We love our new neighborhood:
In Michigan, it's very common for people with the financial means to take a break from the long winter for a sunnier, warmer place each spring. The steady stream of cars headed to Florida the first week of every April causes traffic jams around Atlanta and gives snowbirds incentive to drive all night long, checking Facebook posts for traffic reports from friends further down the road.
We had never been those people. Our children had never been to Disney, Sea World, or any of the sandy beaches of the Southern U.S. After the urging of a friend, we finally planned a trip to San Francisco. It was so fun that we decided to combine everyone’s birthday and Christmas gifts the next year to finance a trip to Costa Rica.
We were hooked. The third year, while looking for affordable flights, I was taunted by a great deal to Nassau. Our daughter, Hana, had always wanted to swim in clear, turquoise water and our son, Jesse, had taken surfing lessons in Costa Rica, so this was a perfect plan.
It WAS a perfect plan…except that conditions on Nassau are not good for surfing. With extra research, I learned the place for surfing in the Bahamas is on the Family Island (or Out Island) of Eleuthera. The connecting flight would be an extra $600 for all four of us, but I found a 3 bedroom vacation rental in Gregory Town for only $112 a night, making the trip affordable. We didn’t know exactly what was ahead, but were excited to find out.
Making the connection in Nassau, we were thrilled to walk out onto the runway to board a propeller plane for our flight to Governor’s Harbor. The plane was older, but felt nostalgic, like boarding an old school bus. A group of school children were on the same flight, adding to the realization that we were in a totally new kind of place.
Our first week in Eleuthera was amazing! The worries of not knowing how we were going to find our rental car contact, and then our house, fell away as we learned that life is quiet, slow, and personal here. As directed, we asked for “Stanton Cooper” upon walking out the airport. He appeared immediately and walked us out to our burgundy Impala. He filled out the receipt with our credit card number on it, we stuck it in the glove compartment as instructed, adding it to the pile of previous receipts. With instructions to keep on the left hand side, a dash board of warning lights blinking, and no working seat belts, we were off.
The week that followed was epic. We snorkeled in the harbor in front of our apartment, and were stopped mid-swim when a resident hollered that a shark was nearby. When we got back to the edge of the water, she followed up with “Please swim any of our beautiful beaches, just not here today.”
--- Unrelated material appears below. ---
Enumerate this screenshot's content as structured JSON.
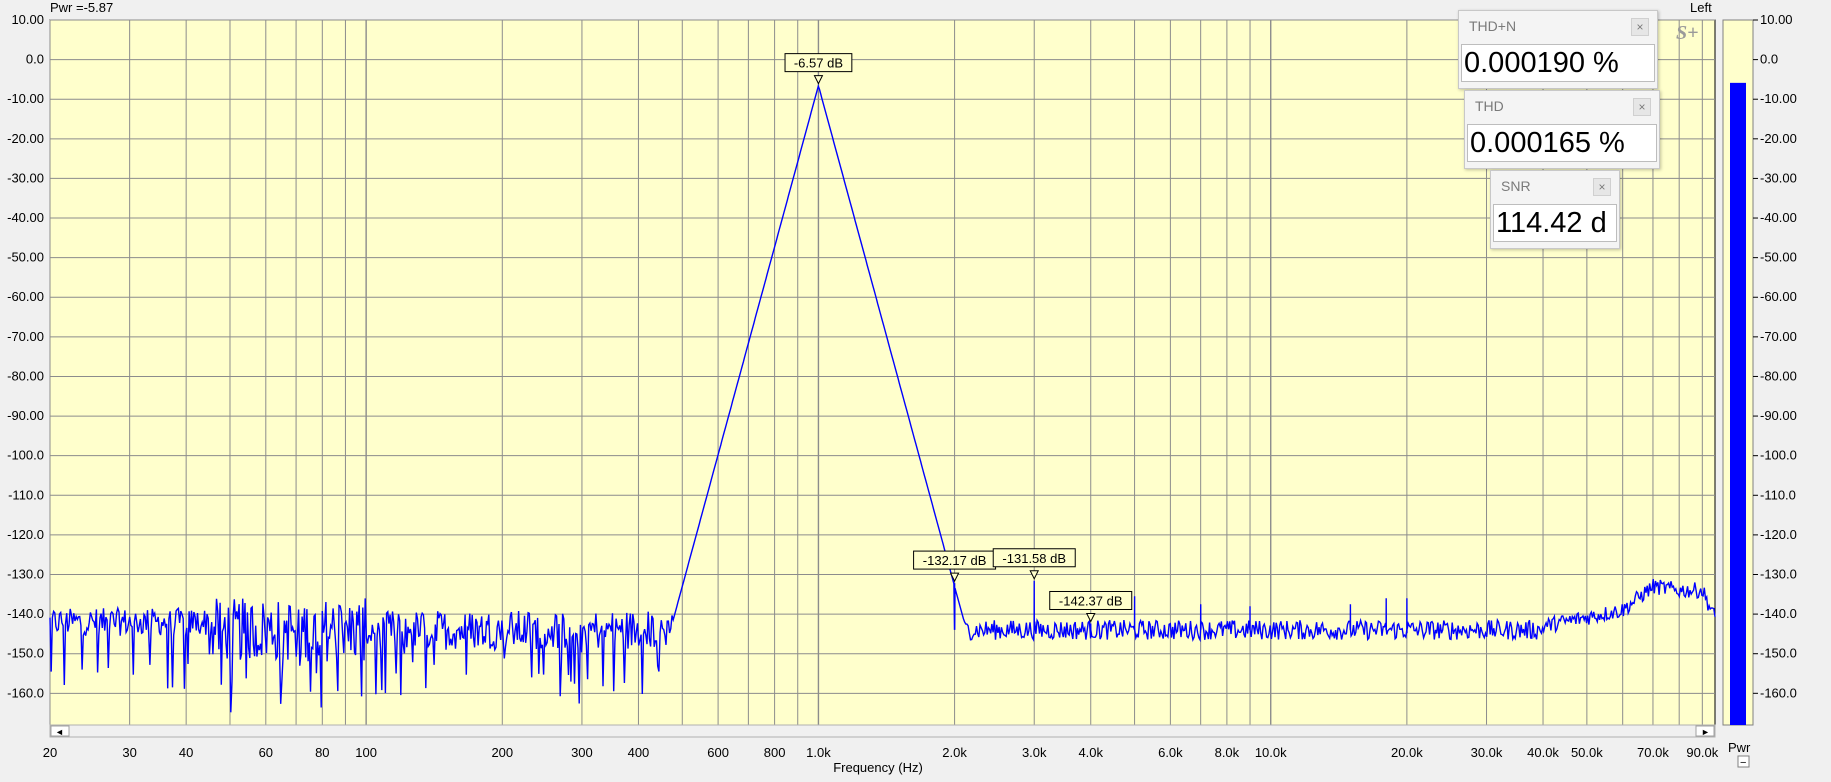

We drove up and down the Queen’s highway, and sandy two tracks, with the windows wide open, and static-filled tunes from the A.M. radio. We discovered where we could get groceries, found beautiful and completely empty beaches, discovered a love for conch and grouper fingers. Hana and I, watching people file into church for Easter services, put on the best clothes we had and joined in at the last minute. Walking in town, days later, a gentleman brought it to our attention with a smile, that he had seen us in church.
Except for camping in Michigan’s Upper Peninsula, we had never experienced so much time without the clutter of traffic, advertisements, and other aspects of mass-consumerism. It was a magical week of the simple life I remembered from growing up in rural Michigan. People in Eleuthera still wave when you drive by. When the water plant is down, waiting for a part, neighbors help neighbors, and share what they have. Everyone was friendly, even to us outsiders. It’s the kind of thing that never left my heart from childhood and, here, I can share the same with my children.